(Study material)
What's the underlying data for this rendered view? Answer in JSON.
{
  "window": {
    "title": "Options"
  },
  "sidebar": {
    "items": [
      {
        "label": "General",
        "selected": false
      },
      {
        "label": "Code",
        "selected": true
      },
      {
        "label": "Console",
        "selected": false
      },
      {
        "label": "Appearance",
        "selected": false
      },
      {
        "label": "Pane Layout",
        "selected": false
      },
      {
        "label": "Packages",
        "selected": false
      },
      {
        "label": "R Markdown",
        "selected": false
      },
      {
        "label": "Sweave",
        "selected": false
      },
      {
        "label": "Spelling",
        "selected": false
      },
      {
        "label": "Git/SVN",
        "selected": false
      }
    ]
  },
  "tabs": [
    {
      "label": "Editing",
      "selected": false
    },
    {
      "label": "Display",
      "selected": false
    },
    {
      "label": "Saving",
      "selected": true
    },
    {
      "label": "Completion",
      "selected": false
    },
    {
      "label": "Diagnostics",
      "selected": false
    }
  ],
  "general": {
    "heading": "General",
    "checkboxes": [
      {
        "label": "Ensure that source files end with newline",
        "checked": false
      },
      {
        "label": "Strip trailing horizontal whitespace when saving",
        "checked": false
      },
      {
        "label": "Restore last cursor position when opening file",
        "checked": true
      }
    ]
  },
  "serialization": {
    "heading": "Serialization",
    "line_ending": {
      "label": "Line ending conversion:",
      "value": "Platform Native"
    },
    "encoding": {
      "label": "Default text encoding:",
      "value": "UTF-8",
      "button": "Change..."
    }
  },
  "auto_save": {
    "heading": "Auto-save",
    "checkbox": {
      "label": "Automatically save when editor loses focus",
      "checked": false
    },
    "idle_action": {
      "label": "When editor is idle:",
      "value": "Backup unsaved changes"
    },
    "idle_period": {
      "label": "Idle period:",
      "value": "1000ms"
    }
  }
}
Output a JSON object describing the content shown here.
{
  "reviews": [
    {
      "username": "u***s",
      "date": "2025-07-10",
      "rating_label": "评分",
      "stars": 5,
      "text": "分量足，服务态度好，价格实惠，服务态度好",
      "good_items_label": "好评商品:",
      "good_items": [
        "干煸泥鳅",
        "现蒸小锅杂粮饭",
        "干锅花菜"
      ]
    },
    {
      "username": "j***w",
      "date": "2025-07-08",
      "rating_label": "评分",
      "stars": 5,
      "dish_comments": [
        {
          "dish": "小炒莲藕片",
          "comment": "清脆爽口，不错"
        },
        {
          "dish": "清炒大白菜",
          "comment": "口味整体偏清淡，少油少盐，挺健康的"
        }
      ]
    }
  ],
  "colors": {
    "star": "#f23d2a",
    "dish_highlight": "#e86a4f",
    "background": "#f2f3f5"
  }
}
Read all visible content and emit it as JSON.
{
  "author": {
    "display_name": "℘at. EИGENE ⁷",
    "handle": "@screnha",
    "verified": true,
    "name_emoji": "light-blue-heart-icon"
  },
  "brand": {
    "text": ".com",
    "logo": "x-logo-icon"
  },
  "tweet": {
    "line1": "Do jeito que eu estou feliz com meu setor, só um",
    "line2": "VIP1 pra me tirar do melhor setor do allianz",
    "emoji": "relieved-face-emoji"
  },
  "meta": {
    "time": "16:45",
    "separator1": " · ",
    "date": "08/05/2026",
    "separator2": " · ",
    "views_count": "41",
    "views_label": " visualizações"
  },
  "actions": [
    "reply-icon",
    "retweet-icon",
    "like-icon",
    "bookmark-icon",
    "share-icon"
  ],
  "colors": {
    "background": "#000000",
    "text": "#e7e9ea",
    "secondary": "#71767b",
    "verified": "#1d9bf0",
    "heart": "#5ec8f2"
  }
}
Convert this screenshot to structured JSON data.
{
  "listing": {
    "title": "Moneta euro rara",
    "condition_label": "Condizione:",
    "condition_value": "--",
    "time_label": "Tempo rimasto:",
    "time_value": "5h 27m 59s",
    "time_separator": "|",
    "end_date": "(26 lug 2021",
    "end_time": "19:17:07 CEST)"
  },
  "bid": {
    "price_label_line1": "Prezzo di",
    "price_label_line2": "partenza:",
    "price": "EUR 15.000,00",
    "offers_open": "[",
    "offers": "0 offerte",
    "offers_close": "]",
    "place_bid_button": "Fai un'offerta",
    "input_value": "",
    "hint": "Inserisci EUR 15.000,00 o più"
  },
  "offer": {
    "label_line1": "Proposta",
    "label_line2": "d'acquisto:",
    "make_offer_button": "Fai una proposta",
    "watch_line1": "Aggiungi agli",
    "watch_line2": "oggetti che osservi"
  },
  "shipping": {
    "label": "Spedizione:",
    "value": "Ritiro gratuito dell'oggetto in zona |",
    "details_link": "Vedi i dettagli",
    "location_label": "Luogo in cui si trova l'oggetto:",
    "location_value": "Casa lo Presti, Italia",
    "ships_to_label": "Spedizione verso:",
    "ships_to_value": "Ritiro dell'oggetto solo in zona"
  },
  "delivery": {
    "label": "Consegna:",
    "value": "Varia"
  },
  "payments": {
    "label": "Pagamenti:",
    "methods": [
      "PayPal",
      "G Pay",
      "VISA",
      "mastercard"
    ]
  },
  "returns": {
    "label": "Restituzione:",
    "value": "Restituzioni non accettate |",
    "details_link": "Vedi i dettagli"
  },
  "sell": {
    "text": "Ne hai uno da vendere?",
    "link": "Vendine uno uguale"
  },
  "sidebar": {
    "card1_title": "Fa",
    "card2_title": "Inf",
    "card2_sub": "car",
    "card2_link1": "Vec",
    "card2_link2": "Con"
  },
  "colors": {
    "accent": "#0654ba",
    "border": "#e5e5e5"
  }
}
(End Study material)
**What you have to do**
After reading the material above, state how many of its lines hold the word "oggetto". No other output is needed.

**Answer section**
3